dragons-denDragons’ Den, the popular BBC entrepreneurial program, is currently in its tenth series. The Dragons have seen some funny characters in the den and, so far this series, have only invested in a few of them. The people that enter the den are essentially having a job interview – albeit for an investment in their own company. So what has series ten taught us so far? And what skills do you need to have for a Dragon to invest?

Be Assertive

The Dragons, just like most interviewers, seem to get frustrated at candidates that aren’t assertive or confident in their business plan. When the Dragons ask a question, they want it answered as succinctly as possible. Although interviewers will be looking for you to answer questions as efficiently as possible, don’t be afraid to take your time and think through your response. The Dragons are always frustrated when a candidate gives them a nonsensical answer. Don’t be afraid to take your time, think through the question and provide examples to support your response.

Do Your Research

Nothing aggravates the Dragons more than an entrepreneur that doesn’t do their research. Whether its researching your own work experience or researching the company or job role you are applying for, ensure you do your research as it will help you to feel more prepared.

Know Your Figures

Although when you go for a job interview, you don’t have to give details about your profits and accounts like people do in the den, you will need to give figures on anything related to the job. Work achievements, projects, sales figures and targets are all things you should bring up to support your CV template and application.

Have a Plan

Candidates show a clear business plan on Dragon’s Den. Similarly an interviewer will want to see that you have a career plan – demonstrate you have clear progression plans and career goals to hit as this will show an employer that you are ambitious and dedicated.

Take Your CV

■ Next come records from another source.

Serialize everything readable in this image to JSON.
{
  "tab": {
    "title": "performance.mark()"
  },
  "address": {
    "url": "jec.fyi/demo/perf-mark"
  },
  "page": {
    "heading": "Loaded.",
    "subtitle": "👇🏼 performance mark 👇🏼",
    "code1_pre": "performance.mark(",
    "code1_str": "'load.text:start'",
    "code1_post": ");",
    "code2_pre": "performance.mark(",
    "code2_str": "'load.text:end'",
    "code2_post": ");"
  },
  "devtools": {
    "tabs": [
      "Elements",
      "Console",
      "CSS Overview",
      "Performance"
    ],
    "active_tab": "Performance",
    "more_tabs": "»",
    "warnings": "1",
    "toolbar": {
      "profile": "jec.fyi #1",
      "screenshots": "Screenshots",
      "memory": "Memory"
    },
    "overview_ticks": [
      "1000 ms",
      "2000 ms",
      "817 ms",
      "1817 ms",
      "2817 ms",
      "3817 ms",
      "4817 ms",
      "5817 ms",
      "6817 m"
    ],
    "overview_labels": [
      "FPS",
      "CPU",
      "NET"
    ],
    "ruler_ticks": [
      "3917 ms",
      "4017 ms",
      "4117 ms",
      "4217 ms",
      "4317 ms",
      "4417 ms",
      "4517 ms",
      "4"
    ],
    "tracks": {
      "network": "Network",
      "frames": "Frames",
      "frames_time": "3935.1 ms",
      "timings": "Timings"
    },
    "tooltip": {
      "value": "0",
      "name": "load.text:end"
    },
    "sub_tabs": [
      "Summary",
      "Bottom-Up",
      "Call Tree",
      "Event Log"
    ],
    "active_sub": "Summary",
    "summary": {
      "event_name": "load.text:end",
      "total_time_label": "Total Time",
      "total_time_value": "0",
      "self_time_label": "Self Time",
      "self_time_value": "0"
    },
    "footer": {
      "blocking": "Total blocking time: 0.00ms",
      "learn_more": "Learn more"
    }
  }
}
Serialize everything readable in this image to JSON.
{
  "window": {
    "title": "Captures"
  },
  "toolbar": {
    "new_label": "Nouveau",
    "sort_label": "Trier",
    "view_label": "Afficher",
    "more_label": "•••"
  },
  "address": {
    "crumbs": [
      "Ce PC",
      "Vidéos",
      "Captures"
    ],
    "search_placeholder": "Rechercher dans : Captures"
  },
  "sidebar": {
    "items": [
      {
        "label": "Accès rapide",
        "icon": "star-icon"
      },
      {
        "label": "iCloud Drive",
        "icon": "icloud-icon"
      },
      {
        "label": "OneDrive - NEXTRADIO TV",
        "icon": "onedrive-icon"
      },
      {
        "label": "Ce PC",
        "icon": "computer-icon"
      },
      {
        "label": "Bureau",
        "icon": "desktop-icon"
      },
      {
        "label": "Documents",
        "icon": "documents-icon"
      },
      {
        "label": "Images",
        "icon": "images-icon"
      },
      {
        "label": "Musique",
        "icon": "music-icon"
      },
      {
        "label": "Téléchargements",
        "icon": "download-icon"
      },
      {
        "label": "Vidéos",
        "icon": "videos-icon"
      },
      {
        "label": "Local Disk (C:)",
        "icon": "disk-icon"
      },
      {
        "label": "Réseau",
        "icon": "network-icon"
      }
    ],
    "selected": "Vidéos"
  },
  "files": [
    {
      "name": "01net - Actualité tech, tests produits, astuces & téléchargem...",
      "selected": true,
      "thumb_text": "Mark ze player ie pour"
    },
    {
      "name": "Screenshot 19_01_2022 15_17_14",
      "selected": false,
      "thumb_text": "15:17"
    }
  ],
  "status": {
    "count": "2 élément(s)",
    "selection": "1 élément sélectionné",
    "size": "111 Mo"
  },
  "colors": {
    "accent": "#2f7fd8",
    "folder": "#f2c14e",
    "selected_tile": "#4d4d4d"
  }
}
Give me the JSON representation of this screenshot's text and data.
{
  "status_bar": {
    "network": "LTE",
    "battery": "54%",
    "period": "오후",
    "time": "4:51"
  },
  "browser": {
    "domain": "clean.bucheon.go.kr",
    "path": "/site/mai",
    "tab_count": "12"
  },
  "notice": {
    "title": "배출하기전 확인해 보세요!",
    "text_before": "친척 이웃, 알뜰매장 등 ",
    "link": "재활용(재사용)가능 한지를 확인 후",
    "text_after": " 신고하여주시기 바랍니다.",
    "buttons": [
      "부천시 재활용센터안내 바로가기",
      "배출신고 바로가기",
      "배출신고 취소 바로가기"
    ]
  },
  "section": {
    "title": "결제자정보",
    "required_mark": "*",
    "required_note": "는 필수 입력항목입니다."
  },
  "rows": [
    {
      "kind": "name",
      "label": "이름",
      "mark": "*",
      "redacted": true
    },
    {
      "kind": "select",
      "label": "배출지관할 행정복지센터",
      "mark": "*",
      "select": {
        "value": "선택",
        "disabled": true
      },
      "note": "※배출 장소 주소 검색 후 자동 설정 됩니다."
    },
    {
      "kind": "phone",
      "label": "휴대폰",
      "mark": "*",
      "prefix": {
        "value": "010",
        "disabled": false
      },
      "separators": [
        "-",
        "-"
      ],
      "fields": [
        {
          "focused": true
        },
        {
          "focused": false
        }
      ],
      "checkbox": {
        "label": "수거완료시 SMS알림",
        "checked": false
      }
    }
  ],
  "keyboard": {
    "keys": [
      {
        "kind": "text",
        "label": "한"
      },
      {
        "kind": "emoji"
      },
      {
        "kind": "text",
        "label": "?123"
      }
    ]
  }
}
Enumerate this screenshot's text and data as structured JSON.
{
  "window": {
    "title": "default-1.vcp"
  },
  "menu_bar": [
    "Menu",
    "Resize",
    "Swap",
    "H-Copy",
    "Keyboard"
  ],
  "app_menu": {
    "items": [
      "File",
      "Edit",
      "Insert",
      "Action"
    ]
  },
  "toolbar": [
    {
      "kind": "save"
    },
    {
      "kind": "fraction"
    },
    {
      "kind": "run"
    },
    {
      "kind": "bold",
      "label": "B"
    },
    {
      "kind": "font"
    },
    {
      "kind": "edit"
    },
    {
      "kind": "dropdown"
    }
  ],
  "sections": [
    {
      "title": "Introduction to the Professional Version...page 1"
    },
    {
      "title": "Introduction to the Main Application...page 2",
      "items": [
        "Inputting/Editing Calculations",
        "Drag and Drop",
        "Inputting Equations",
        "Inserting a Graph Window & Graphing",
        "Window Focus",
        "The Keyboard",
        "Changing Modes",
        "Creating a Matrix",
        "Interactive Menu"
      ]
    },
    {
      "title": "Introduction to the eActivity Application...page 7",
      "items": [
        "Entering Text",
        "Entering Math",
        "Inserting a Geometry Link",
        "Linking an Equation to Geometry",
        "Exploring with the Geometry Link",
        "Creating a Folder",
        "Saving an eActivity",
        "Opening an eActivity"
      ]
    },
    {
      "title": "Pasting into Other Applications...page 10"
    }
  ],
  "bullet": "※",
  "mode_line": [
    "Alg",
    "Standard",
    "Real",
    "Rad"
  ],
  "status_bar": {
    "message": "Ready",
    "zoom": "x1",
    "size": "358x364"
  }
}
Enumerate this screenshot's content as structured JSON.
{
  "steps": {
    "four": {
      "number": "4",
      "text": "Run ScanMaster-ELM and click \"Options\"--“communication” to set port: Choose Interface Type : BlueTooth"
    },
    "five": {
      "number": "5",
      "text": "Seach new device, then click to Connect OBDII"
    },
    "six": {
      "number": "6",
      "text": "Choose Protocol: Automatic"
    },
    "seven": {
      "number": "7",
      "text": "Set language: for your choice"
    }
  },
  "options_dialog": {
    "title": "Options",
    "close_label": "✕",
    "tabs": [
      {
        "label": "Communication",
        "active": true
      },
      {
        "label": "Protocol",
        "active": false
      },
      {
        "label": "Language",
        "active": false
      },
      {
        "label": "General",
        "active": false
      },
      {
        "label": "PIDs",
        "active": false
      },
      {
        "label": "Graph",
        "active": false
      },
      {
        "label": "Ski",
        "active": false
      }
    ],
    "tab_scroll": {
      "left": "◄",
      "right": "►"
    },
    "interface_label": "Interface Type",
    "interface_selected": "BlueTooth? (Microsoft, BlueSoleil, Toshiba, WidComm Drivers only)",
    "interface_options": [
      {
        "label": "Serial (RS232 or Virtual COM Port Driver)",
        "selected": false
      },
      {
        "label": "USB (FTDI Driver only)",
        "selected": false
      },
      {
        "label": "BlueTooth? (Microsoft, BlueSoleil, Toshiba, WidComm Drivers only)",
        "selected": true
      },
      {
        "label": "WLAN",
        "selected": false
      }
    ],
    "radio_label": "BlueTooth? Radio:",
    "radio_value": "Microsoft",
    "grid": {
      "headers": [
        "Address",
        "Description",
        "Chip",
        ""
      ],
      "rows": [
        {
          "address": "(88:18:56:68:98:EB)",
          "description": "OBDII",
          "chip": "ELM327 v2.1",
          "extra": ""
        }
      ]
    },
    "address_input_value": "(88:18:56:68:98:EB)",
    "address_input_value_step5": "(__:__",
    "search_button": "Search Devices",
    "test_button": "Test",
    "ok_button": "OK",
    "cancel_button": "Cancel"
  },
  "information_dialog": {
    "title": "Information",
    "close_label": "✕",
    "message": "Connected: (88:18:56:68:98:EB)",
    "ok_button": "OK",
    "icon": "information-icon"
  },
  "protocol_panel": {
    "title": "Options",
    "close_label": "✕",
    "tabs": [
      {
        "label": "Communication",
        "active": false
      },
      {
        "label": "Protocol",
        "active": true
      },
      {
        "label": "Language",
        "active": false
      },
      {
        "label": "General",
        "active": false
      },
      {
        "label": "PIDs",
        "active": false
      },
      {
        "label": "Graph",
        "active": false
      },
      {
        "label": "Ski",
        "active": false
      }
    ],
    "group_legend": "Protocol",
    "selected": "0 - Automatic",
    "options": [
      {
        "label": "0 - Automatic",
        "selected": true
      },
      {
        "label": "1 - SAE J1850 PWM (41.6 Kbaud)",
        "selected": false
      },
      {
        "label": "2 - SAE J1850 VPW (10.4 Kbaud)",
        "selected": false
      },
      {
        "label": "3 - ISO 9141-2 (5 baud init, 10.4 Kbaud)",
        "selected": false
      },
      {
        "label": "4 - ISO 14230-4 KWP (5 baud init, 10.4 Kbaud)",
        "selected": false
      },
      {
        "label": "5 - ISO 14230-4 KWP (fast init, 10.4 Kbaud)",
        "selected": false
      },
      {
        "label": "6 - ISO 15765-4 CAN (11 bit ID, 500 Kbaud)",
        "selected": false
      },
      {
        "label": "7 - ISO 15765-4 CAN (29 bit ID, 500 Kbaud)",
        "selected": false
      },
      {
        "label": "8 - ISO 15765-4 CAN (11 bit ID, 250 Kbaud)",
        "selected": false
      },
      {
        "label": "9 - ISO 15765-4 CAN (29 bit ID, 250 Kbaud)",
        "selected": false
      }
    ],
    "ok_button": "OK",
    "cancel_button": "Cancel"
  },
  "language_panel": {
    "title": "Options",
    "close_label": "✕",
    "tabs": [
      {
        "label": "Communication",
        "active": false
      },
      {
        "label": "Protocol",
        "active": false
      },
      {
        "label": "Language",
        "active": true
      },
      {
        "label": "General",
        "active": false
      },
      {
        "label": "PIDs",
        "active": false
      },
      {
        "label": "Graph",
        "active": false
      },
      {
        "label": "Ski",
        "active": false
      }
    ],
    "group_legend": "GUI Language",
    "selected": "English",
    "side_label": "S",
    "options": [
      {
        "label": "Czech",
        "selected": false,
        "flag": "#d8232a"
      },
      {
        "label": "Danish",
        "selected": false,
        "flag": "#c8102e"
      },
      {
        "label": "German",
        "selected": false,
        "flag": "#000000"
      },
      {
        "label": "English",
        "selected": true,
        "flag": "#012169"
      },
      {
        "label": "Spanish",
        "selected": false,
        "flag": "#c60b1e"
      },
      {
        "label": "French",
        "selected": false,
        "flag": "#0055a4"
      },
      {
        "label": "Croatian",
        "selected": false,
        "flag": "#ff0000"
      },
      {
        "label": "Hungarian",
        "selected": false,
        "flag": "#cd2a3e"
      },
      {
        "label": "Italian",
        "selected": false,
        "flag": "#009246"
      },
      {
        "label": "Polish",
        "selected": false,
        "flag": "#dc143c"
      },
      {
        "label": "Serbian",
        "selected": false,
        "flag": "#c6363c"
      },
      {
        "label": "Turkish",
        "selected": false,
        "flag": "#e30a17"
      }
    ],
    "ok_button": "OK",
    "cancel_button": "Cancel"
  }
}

In the den the Dragons like to see proof of achievements – whether it’s accounts, letters from companies confirming orders or details of the business. Similarly an interviewer will need to see evidence of your work so ensure you take along your CV, cover letter and career portfolio to maximise your chances of securing the job.